I was born in Lahore on 15th April 1929 to Syed Mohsin Shah, an eminent advocate and political activist.
During my infancy, and growing-up years, a congenital glandular deficiency had restricted my growth. My father was most concerned with it, and the best doctors of the time were consulted. A German Jewish refugee, Dr. Kailash, had begun his practise in Lahore. He prescribed a series of injections; but instead of growing upwards, I began to grow sideways. Col. Mullick, then practising in Amritsar and later Director-General of Health in Pakistan, prescribed all sorts of hormones, but to no avail. My father took me to the famous Hakim Qarshi, who made me pace the room a few times, and then solemnly declared, “Nothing can be done for him,” and with a wry sense of humour continued, “Shah sahib, he is your son all right,” referring to my father’s 4 feet 11, and with the same glandular deficiency.
This was a big shock to me. I cried all night, became morose, and peevish. My father endured his physical disability with a strong intellect and manifold interests. I was too young to comprehend a life with this disability. I sat with my mother and cried in her lap. She cheered me up and gave me an advice, which has been the beacon of my life. She said: “You are what you are, and what you think you are. You should always think that you are normal. The people who see you will not think so, but you in your inner self must always think so.”

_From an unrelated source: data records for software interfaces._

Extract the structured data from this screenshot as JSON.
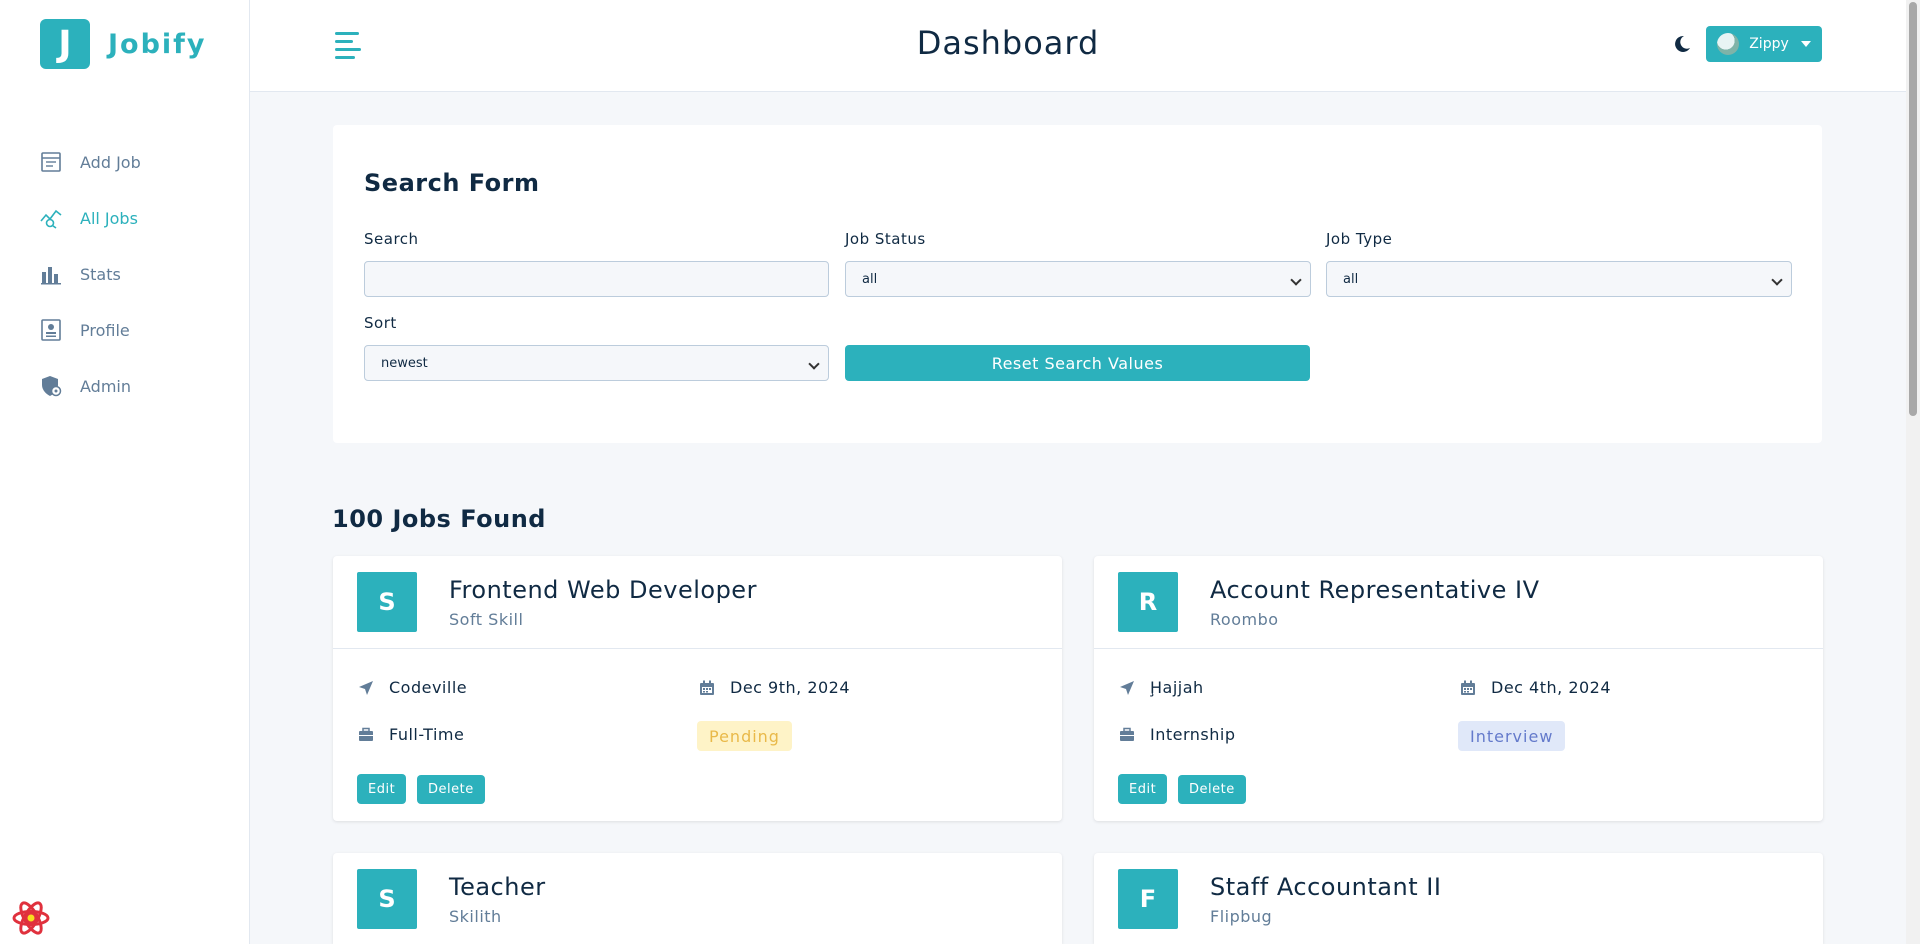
{
  "brand": {
    "mark": "J",
    "name": "Jobify"
  },
  "header": {
    "title": "Dashboard",
    "user": "Zippy"
  },
  "sidebar": {
    "items": [
      {
        "label": "Add Job",
        "icon": "add-job-icon"
      },
      {
        "label": "All Jobs",
        "icon": "all-jobs-icon",
        "active": true
      },
      {
        "label": "Stats",
        "icon": "stats-icon"
      },
      {
        "label": "Profile",
        "icon": "profile-icon"
      },
      {
        "label": "Admin",
        "icon": "admin-icon"
      }
    ]
  },
  "search_form": {
    "title": "Search Form",
    "search_label": "Search",
    "search_value": "",
    "status_label": "Job Status",
    "status_value": "all",
    "type_label": "Job Type",
    "type_value": "all",
    "sort_label": "Sort",
    "sort_value": "newest",
    "reset_label": "Reset Search Values"
  },
  "jobs_found": "100 Jobs Found",
  "jobs": [
    {
      "mark": "S",
      "position": "Frontend Web Developer",
      "company": "Soft Skill",
      "location": "Codeville",
      "date": "Dec 9th, 2024",
      "type": "Full-Time",
      "status": "Pending",
      "edit": "Edit",
      "delete": "Delete"
    },
    {
      "mark": "R",
      "position": "Account Representative IV",
      "company": "Roombo",
      "location": "Ḩajjah",
      "date": "Dec 4th, 2024",
      "type": "Internship",
      "status": "Interview",
      "edit": "Edit",
      "delete": "Delete"
    },
    {
      "mark": "S",
      "position": "Teacher",
      "company": "Skilith"
    },
    {
      "mark": "F",
      "position": "Staff Accountant II",
      "company": "Flipbug"
    }
  ],
  "colors": {
    "primary": "#2cb1bc",
    "pending_bg": "#fef3c7",
    "pending_text": "#e9b949",
    "interview_bg": "#e0e8f9",
    "interview_text": "#647acb"
  }
}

These sentiments which only a mother can bestow to a physically handicapped child gave me a new spirit. I have been through life, reaching the highest position of law in my country, without for a moment thinking of my handicap that I am only 4 feet 8. Later in Paris I was addressed as “Monsieur Petit – ShortShort Shah.” In the recesses of my mind I am a normal human being, and with the advantage of a God-gifted intellect. In my school days, between the ages of 9 to 14, I played table-tennis and was good at it. I played cricket tolerably well. I played tennis, and was not bad at it. Like most young school boys of the time I bicycled to school. I took part in debates, and declamation contests. In one contest, the choice was between a romantic poem and a selection from Shakespeare’s Henry V at the battle of Agincourt. When I thundered, “Once more to the beaches, my friends,” the illusion I gave was not that of a 4 feet 8 midget, but a young prince carrying his men forward in battle. I may mention that I got the first prize, much to the consternation of my detractors.

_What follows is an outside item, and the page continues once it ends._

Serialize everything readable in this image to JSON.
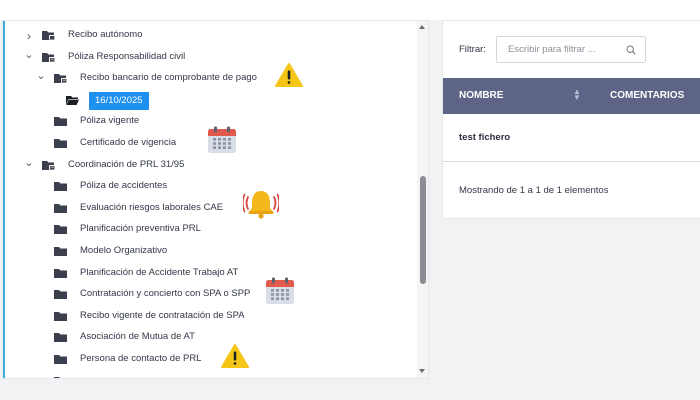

In school and college I got the nickname of “full stop” and “coma” because of my height; but it never bothered me. Once, while I was bicycling home from a college debate I inadvertently crossed a red-light and my companion shouted “Full stop.” I turned around to him and said rather angrily what the hell he meant by calling me “full stop” on the road. He said, “I did not call you ‘full stop’; I said ‘fool stop’.”
In Paris while at the university I often went dancing, mostly the Vienna Waltz at the university social functions and sometimes in the night clubs in the Latin Quarters, and was never for a moment overawed by the thought that my partners were much taller than I. One of my friend’s in Paris, whose girlfriend was slightly taller than him in her heeled shoes, never went dancing with her, till I waltzed with her. “God!” he exclaimed, “if Nasim can do it, so can I.” In spite of my own handicap I relieved him of his complex. They lived as friends and lovers for several years.
My mother lived to see me return from Paris with law degrees and honours, presided over my marriage ceremony, as only mothers can, and saw my physically normal children born and raised.
The official ceremonial regalia of the Chief Justice of Pakistan, inherited from the British Raj days has a gold embroidered robe almost seven feet long, and is always carried by two attendants. On my swearing-in as the Chief Justice of Pakistan, the President being over six feet tall, had a stool placed for me. I accepted the stool. The happiest men at my swearing-in were my two attendants, who instead of carrying and holding the robe for three feet for others, had another extra feet to carry for me, and whose pictures came prominently on the TV and in the newspapers.
I cannot be presumptuous. The deformity was God’s will; and the intellect and my achievements are also His Will and Mercy.